__Data extract__:

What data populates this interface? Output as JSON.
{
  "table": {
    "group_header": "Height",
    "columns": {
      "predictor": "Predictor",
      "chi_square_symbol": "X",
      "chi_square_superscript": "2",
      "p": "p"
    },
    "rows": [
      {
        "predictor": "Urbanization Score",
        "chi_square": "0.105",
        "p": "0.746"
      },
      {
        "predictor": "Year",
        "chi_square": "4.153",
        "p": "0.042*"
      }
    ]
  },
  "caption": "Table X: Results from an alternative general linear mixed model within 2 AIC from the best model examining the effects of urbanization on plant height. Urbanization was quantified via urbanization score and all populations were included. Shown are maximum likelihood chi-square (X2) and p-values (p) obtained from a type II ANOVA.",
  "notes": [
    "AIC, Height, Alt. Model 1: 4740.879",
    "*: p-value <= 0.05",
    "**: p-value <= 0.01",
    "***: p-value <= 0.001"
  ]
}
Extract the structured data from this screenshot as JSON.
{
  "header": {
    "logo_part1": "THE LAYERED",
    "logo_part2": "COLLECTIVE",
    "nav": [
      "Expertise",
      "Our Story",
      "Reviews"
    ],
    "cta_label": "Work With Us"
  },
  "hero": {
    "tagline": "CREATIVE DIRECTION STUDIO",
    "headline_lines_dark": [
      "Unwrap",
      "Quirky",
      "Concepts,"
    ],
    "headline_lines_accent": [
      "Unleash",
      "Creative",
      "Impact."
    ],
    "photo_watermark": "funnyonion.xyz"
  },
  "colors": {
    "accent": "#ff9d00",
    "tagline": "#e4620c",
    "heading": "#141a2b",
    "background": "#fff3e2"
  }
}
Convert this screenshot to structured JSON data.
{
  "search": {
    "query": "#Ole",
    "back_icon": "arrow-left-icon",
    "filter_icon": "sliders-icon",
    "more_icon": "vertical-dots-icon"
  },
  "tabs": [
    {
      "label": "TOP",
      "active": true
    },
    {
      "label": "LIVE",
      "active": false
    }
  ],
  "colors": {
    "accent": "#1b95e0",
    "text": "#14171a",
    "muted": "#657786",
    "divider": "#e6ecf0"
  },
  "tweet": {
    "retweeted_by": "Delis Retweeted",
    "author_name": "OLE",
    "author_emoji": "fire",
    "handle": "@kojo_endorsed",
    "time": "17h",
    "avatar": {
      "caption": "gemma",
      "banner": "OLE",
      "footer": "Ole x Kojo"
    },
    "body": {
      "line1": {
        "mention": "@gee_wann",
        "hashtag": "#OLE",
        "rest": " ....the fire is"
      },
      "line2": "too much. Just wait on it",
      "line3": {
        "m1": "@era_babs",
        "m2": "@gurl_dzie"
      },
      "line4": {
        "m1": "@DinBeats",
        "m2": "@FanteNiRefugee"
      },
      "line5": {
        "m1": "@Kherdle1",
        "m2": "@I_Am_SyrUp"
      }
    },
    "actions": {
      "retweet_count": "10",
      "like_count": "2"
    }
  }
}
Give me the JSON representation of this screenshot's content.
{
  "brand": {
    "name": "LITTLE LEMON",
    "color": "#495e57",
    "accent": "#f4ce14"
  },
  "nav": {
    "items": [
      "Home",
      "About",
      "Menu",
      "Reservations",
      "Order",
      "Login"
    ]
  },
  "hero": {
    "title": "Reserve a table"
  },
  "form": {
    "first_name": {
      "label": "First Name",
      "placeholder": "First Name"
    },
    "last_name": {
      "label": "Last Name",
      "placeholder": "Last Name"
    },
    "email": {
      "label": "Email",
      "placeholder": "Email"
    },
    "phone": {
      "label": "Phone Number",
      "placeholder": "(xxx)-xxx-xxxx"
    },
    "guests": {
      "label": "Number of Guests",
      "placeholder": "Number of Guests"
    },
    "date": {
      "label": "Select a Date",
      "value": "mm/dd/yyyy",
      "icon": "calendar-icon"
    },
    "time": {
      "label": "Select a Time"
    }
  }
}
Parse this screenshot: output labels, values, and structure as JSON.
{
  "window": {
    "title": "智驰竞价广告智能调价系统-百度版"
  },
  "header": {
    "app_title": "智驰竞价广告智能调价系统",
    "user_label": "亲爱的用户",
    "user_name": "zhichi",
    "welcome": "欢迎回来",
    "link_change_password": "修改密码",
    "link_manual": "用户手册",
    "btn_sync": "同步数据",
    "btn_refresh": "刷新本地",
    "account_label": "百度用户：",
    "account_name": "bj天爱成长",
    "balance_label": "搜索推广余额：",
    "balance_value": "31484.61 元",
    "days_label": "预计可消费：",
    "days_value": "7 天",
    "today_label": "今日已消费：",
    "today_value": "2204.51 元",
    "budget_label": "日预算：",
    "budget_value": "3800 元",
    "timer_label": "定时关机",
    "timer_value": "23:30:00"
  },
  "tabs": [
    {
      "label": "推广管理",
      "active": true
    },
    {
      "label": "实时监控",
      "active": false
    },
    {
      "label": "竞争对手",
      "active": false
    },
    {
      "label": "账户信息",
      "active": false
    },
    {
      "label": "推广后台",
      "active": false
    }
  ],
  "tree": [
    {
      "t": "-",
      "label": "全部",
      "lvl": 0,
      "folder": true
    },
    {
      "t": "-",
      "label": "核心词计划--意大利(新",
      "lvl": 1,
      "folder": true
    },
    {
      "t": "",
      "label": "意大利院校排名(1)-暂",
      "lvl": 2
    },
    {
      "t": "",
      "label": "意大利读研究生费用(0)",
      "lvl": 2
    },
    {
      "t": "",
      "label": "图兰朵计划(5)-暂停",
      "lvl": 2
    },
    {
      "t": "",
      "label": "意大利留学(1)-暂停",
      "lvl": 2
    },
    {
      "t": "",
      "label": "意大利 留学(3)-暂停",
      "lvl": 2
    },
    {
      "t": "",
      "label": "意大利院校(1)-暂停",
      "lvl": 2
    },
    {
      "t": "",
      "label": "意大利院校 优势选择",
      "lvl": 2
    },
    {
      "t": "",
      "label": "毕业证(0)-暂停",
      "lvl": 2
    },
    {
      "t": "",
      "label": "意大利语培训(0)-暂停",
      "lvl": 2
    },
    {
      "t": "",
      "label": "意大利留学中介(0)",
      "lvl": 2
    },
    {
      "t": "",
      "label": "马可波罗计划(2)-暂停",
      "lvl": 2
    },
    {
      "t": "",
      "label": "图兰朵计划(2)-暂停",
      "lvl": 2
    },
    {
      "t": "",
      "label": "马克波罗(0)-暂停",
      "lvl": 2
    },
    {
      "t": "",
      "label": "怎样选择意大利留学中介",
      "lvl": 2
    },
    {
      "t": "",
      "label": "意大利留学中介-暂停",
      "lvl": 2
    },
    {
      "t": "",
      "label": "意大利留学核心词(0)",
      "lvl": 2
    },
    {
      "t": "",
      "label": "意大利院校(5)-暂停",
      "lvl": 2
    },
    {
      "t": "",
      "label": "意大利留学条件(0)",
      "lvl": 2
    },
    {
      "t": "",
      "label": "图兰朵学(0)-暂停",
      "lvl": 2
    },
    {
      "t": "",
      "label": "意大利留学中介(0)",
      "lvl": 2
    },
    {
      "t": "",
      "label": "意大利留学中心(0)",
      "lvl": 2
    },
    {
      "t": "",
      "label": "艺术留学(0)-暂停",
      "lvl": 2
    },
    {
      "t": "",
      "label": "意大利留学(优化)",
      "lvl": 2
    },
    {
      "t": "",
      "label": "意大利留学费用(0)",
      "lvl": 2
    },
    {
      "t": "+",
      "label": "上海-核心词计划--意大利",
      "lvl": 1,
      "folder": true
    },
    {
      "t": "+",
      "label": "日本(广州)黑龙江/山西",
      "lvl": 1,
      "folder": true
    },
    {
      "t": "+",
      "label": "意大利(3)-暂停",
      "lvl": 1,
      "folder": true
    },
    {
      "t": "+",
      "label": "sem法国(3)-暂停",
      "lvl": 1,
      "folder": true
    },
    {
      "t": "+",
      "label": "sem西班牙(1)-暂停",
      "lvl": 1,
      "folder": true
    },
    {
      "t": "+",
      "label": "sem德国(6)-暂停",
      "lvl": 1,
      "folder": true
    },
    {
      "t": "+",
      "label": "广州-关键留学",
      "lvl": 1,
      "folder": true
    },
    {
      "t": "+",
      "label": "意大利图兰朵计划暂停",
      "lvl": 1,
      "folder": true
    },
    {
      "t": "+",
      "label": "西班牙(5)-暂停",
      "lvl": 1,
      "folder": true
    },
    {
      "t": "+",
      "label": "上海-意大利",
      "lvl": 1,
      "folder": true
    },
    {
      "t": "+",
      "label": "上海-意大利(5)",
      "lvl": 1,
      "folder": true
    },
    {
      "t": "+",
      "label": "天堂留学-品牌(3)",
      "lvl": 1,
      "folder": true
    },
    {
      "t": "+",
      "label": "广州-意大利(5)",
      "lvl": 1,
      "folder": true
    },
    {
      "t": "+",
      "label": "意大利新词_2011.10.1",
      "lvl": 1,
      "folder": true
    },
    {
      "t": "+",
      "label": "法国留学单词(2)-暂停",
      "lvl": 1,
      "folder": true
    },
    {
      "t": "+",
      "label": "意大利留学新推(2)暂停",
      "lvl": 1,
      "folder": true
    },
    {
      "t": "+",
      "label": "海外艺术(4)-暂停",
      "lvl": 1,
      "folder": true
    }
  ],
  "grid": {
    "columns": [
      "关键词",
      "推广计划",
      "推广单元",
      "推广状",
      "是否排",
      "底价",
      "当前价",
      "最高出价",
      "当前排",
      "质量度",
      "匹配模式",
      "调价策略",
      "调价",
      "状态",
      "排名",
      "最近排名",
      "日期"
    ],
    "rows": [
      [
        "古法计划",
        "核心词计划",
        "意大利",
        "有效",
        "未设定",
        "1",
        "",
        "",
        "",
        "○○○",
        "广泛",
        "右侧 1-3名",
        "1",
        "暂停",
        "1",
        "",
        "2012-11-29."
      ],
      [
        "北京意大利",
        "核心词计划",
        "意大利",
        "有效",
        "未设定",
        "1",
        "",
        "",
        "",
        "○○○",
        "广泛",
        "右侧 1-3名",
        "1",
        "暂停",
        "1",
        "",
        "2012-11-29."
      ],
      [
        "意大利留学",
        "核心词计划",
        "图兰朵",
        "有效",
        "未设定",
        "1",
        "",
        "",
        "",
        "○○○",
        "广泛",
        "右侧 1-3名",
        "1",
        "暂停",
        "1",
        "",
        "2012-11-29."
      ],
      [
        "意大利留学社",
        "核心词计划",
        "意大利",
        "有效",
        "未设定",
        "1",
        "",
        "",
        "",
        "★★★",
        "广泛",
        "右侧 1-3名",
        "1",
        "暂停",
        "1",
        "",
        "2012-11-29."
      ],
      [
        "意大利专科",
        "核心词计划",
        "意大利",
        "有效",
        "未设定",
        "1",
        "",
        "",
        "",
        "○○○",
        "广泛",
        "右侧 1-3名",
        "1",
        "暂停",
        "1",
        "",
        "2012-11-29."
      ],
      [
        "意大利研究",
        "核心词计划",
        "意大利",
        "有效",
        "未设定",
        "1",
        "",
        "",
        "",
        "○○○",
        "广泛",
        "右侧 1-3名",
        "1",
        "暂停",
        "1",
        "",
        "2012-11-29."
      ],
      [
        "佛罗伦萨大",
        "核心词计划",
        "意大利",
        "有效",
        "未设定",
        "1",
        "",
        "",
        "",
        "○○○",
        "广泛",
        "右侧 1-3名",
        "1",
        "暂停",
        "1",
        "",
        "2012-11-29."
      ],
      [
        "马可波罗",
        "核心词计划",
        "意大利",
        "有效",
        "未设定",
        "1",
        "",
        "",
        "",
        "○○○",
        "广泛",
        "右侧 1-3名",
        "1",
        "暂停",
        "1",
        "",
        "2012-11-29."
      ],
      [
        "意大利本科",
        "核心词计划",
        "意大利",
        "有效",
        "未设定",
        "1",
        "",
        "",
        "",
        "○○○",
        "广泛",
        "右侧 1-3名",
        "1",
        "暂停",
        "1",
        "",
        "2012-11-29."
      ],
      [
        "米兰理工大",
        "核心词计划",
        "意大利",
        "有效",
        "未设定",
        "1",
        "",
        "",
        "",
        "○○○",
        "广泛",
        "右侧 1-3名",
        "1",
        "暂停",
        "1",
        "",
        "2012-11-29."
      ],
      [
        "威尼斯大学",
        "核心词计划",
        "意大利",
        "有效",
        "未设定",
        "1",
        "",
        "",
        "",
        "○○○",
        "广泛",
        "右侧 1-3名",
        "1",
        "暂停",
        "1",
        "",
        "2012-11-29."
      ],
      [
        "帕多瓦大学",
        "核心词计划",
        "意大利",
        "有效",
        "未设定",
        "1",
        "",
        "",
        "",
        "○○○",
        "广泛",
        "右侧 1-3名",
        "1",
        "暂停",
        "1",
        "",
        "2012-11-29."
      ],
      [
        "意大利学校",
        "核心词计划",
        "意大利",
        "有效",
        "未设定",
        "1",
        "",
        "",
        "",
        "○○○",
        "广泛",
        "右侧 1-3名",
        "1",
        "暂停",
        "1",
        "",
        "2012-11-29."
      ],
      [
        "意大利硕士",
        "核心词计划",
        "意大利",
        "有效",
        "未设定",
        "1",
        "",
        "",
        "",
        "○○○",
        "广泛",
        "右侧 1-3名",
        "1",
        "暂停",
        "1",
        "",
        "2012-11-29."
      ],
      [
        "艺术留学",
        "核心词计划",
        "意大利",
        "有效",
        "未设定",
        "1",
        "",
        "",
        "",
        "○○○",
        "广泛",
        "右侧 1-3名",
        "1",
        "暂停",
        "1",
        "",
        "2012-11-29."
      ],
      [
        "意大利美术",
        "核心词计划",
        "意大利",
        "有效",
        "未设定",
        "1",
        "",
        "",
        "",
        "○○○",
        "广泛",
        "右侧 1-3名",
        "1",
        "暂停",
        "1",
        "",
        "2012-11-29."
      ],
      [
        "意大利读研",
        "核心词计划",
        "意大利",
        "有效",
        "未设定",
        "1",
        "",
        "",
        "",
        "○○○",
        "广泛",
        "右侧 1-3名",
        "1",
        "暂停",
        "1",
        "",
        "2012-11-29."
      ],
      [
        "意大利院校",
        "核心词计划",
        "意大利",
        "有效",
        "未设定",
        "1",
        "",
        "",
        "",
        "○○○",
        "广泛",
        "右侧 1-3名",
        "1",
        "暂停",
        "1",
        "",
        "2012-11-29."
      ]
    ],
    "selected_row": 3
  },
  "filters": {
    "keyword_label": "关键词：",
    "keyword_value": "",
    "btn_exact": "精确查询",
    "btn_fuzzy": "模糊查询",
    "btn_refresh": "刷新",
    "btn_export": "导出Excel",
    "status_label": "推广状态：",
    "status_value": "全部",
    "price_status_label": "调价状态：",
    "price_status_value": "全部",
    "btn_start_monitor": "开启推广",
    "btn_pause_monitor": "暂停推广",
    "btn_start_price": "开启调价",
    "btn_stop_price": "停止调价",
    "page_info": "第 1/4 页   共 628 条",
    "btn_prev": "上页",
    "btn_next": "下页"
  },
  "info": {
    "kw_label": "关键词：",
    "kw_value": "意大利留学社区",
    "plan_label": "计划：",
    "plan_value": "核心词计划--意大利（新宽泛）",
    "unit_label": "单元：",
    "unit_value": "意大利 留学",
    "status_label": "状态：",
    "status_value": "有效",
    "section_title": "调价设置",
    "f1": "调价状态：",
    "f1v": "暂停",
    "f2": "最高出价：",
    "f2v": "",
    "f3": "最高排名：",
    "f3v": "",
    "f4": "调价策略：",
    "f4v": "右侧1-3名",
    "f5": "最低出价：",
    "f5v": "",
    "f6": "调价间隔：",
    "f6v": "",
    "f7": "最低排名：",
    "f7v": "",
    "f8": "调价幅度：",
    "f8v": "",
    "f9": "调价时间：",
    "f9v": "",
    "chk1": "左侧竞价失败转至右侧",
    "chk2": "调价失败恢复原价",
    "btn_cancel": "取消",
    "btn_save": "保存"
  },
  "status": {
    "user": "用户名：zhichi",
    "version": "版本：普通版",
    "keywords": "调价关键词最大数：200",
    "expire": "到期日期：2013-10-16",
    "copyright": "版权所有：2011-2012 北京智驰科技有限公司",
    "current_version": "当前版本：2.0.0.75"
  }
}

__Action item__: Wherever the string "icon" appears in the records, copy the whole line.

__Task response__:
    "back_icon": "arrow-left-icon",
    "filter_icon": "sliders-icon",
    "more_icon": "vertical-dots-icon"
      "icon": "calendar-icon"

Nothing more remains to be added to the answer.